HOW TO COMPLETE THIS TASK —
Your answer must be an exact copy of the entries below, with no pictures in it.

+===+

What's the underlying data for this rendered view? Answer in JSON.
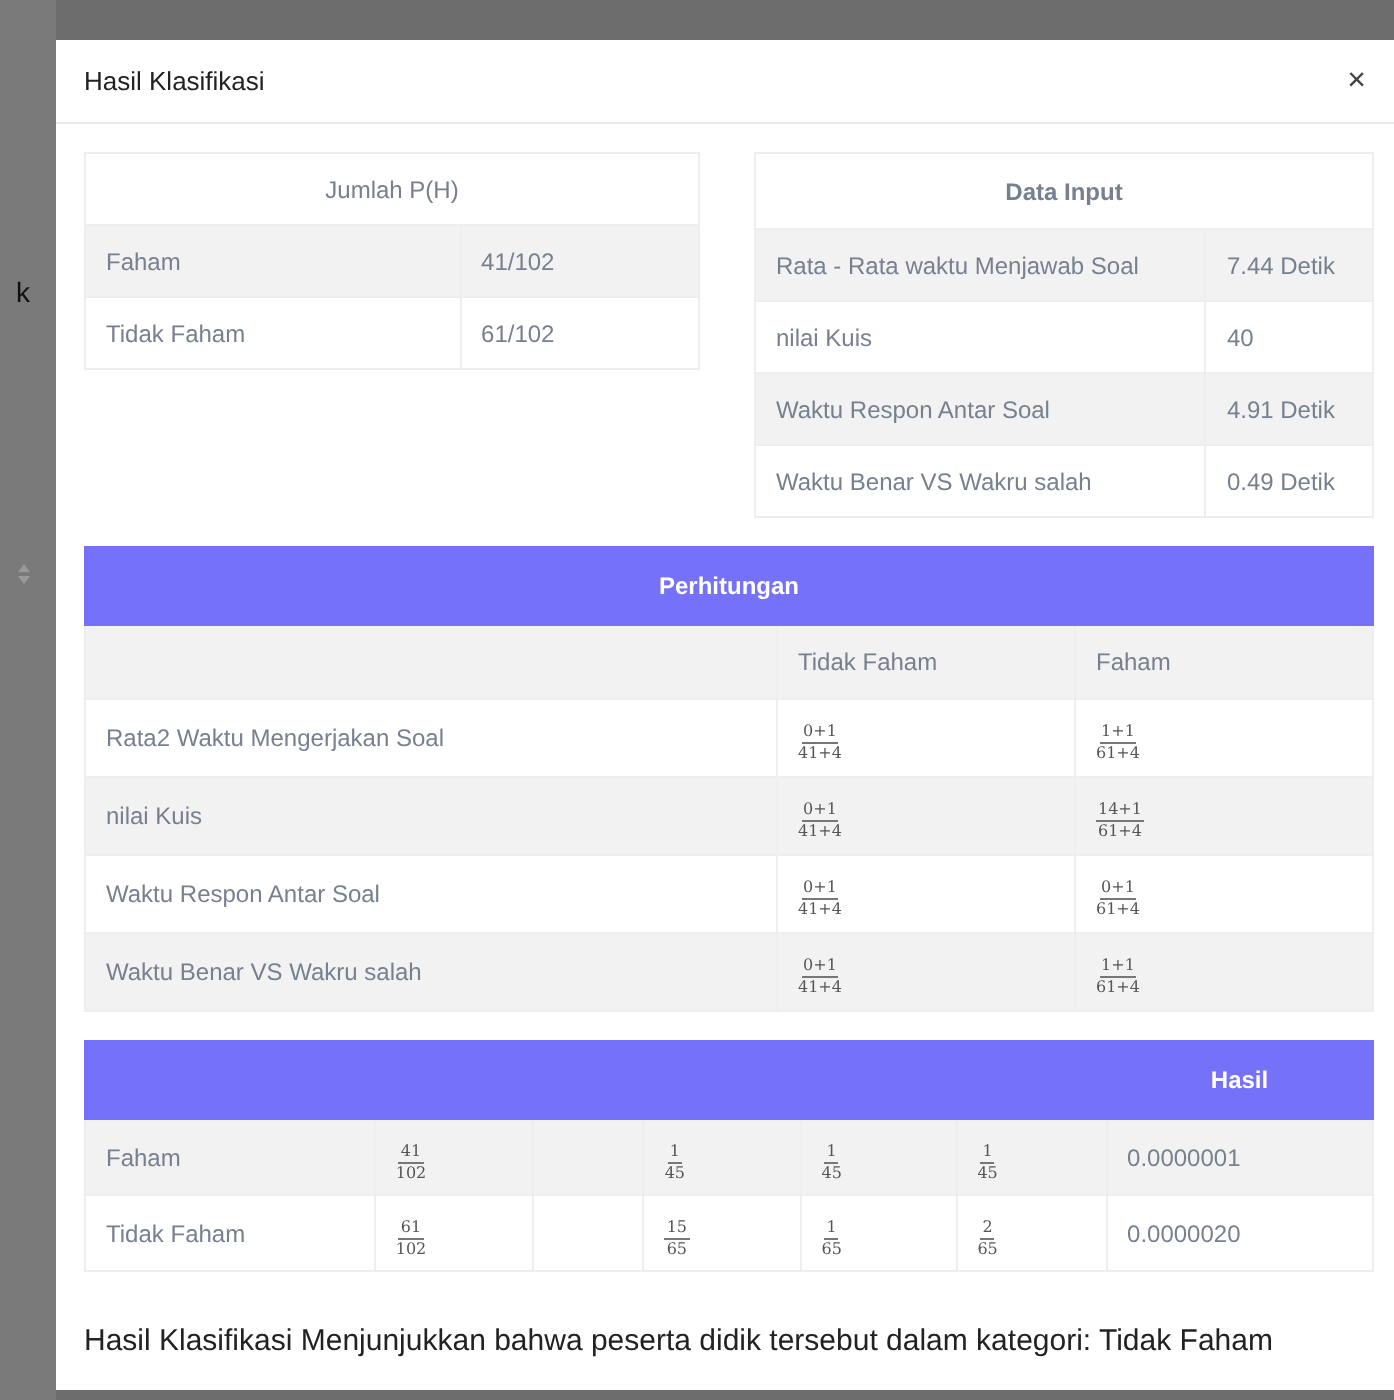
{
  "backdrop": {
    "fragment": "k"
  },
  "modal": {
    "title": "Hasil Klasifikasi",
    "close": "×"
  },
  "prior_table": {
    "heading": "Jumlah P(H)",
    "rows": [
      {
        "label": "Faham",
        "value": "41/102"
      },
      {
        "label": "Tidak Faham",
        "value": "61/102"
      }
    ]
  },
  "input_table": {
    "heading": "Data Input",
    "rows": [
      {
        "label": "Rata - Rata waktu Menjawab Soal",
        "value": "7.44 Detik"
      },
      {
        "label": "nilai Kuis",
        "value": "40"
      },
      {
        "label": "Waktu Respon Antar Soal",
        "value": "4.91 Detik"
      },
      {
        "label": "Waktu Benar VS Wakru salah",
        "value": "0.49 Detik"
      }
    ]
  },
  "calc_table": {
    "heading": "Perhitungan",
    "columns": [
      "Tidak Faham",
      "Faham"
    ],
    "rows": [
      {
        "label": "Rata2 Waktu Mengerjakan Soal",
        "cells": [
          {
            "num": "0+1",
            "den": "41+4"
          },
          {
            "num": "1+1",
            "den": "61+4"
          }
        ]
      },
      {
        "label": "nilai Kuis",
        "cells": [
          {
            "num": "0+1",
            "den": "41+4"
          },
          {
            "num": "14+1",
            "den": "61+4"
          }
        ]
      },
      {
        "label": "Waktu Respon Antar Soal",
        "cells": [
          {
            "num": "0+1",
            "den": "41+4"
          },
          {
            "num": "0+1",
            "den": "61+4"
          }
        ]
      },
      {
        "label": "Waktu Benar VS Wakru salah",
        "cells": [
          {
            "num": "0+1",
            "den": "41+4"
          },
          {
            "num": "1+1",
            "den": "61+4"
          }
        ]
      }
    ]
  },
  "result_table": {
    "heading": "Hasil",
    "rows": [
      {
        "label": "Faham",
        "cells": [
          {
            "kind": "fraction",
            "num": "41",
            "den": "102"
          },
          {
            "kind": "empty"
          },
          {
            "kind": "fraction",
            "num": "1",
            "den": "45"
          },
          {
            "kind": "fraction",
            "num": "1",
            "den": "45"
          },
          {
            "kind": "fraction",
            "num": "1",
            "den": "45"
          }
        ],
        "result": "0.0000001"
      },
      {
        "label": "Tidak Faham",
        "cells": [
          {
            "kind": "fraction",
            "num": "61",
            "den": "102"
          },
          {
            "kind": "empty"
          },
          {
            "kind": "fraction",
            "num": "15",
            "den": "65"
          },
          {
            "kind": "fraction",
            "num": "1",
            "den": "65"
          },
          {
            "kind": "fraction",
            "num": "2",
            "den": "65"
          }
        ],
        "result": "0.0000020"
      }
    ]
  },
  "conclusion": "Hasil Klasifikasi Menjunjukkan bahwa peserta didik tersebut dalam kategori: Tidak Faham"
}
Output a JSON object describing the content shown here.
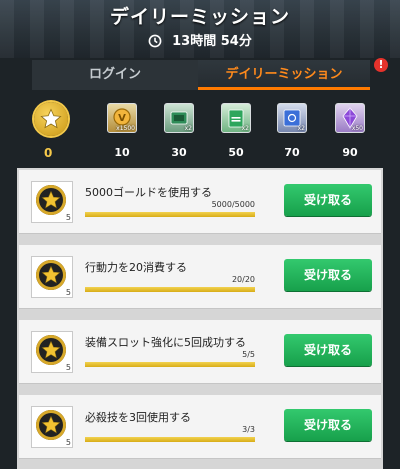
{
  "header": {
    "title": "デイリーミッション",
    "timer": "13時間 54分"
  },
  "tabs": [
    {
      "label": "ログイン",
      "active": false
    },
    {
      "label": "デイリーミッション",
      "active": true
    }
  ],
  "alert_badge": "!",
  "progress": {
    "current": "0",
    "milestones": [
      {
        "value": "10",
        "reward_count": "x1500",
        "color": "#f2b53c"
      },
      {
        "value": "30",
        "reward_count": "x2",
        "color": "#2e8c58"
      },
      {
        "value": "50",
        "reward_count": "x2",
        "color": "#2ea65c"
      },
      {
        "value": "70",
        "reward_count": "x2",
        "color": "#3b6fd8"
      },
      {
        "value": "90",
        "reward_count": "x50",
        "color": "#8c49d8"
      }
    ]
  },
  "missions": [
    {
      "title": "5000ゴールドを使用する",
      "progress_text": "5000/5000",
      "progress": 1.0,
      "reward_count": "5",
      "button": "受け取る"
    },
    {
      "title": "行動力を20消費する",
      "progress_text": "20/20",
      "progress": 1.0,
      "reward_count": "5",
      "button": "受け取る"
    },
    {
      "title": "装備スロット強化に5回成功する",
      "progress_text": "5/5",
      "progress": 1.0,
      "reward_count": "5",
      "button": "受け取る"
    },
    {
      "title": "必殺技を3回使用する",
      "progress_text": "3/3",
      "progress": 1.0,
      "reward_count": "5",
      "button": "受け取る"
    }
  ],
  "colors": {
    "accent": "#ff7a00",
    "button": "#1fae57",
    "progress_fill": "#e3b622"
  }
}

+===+

TASK RESPONSE —
What's the underlying data for this rendered view? Answer in JSON.
{
  "backdrop": {
    "fragment": "k"
  },
  "modal": {
    "title": "Hasil Klasifikasi",
    "close": "×"
  },
  "prior_table": {
    "heading": "Jumlah P(H)",
    "rows": [
      {
        "label": "Faham",
        "value": "41/102"
      },
      {
        "label": "Tidak Faham",
        "value": "61/102"
      }
    ]
  },
  "input_table": {
    "heading": "Data Input",
    "rows": [
      {
        "label": "Rata - Rata waktu Menjawab Soal",
        "value": "7.44 Detik"
      },
      {
        "label": "nilai Kuis",
        "value": "40"
      },
      {
        "label": "Waktu Respon Antar Soal",
        "value": "4.91 Detik"
      },
      {
        "label": "Waktu Benar VS Wakru salah",
        "value": "0.49 Detik"
      }
    ]
  },
  "calc_table": {
    "heading": "Perhitungan",
    "columns": [
      "Tidak Faham",
      "Faham"
    ],
    "rows": [
      {
        "label": "Rata2 Waktu Mengerjakan Soal",
        "cells": [
          {
            "num": "0+1",
            "den": "41+4"
          },
          {
            "num": "1+1",
            "den": "61+4"
          }
        ]
      },
      {
        "label": "nilai Kuis",
        "cells": [
          {
            "num": "0+1",
            "den": "41+4"
          },
          {
            "num": "14+1",
            "den": "61+4"
          }
        ]
      },
      {
        "label": "Waktu Respon Antar Soal",
        "cells": [
          {
            "num": "0+1",
            "den": "41+4"
          },
          {
            "num": "0+1",
            "den": "61+4"
          }
        ]
      },
      {
        "label": "Waktu Benar VS Wakru salah",
        "cells": [
          {
            "num": "0+1",
            "den": "41+4"
          },
          {
            "num": "1+1",
            "den": "61+4"
          }
        ]
      }
    ]
  },
  "result_table": {
    "heading": "Hasil",
    "rows": [
      {
        "label": "Faham",
        "cells": [
          {
            "kind": "fraction",
            "num": "41",
            "den": "102"
          },
          {
            "kind": "empty"
          },
          {
            "kind": "fraction",
            "num": "1",
            "den": "45"
          },
          {
            "kind": "fraction",
            "num": "1",
            "den": "45"
          },
          {
            "kind": "fraction",
            "num": "1",
            "den": "45"
          }
        ],
        "result": "0.0000001"
      },
      {
        "label": "Tidak Faham",
        "cells": [
          {
            "kind": "fraction",
            "num": "61",
            "den": "102"
          },
          {
            "kind": "empty"
          },
          {
            "kind": "fraction",
            "num": "15",
            "den": "65"
          },
          {
            "kind": "fraction",
            "num": "1",
            "den": "65"
          },
          {
            "kind": "fraction",
            "num": "2",
            "den": "65"
          }
        ],
        "result": "0.0000020"
      }
    ]
  },
  "conclusion": "Hasil Klasifikasi Menjunjukkan bahwa peserta didik tersebut dalam kategori: Tidak Faham"
}
Output a JSON object describing the content shown here.
{
  "header": {
    "title": "デイリーミッション",
    "timer": "13時間 54分"
  },
  "tabs": [
    {
      "label": "ログイン",
      "active": false
    },
    {
      "label": "デイリーミッション",
      "active": true
    }
  ],
  "alert_badge": "!",
  "progress": {
    "current": "0",
    "milestones": [
      {
        "value": "10",
        "reward_count": "x1500",
        "color": "#f2b53c"
      },
      {
        "value": "30",
        "reward_count": "x2",
        "color": "#2e8c58"
      },
      {
        "value": "50",
        "reward_count": "x2",
        "color": "#2ea65c"
      },
      {
        "value": "70",
        "reward_count": "x2",
        "color": "#3b6fd8"
      },
      {
        "value": "90",
        "reward_count": "x50",
        "color": "#8c49d8"
      }
    ]
  },
  "missions": [
    {
      "title": "5000ゴールドを使用する",
      "progress_text": "5000/5000",
      "progress": 1.0,
      "reward_count": "5",
      "button": "受け取る"
    },
    {
      "title": "行動力を20消費する",
      "progress_text": "20/20",
      "progress": 1.0,
      "reward_count": "5",
      "button": "受け取る"
    },
    {
      "title": "装備スロット強化に5回成功する",
      "progress_text": "5/5",
      "progress": 1.0,
      "reward_count": "5",
      "button": "受け取る"
    },
    {
      "title": "必殺技を3回使用する",
      "progress_text": "3/3",
      "progress": 1.0,
      "reward_count": "5",
      "button": "受け取る"
    }
  ],
  "colors": {
    "accent": "#ff7a00",
    "button": "#1fae57",
    "progress_fill": "#e3b622"
  }
}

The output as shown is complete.